* WHAT THE TASK ASKS: Copy the lines below that contain "Benutzername".

* SUPPLIED ENTRIES:
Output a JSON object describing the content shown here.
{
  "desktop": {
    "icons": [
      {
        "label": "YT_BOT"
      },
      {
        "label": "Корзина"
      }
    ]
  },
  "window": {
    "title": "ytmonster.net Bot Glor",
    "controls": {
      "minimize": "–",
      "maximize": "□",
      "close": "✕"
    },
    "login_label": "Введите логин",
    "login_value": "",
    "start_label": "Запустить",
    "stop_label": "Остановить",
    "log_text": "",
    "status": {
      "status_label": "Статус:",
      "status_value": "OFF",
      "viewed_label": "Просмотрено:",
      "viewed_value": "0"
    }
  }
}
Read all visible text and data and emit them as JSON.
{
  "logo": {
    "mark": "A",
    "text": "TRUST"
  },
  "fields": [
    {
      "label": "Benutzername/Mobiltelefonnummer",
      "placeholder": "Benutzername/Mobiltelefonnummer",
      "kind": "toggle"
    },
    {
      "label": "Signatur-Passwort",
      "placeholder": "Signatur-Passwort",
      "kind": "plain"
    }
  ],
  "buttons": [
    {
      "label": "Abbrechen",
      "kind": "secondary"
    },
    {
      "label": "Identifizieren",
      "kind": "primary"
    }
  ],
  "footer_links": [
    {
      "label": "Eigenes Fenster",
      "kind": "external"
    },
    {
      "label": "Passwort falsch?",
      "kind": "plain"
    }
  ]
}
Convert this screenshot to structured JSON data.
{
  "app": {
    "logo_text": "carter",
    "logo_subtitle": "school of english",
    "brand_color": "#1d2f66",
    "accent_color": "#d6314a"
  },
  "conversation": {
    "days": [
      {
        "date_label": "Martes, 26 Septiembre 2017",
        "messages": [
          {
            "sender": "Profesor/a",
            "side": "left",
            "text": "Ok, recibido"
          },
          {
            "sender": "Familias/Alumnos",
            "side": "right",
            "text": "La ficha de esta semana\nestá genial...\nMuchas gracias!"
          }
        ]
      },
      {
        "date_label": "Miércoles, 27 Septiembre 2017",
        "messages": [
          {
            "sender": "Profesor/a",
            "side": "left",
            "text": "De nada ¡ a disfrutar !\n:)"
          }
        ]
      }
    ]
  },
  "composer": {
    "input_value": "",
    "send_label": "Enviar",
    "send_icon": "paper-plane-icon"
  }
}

* RESULT FOR THIS TASK:
      "label": "Benutzername/Mobiltelefonnummer",
      "placeholder": "Benutzername/Mobiltelefonnummer",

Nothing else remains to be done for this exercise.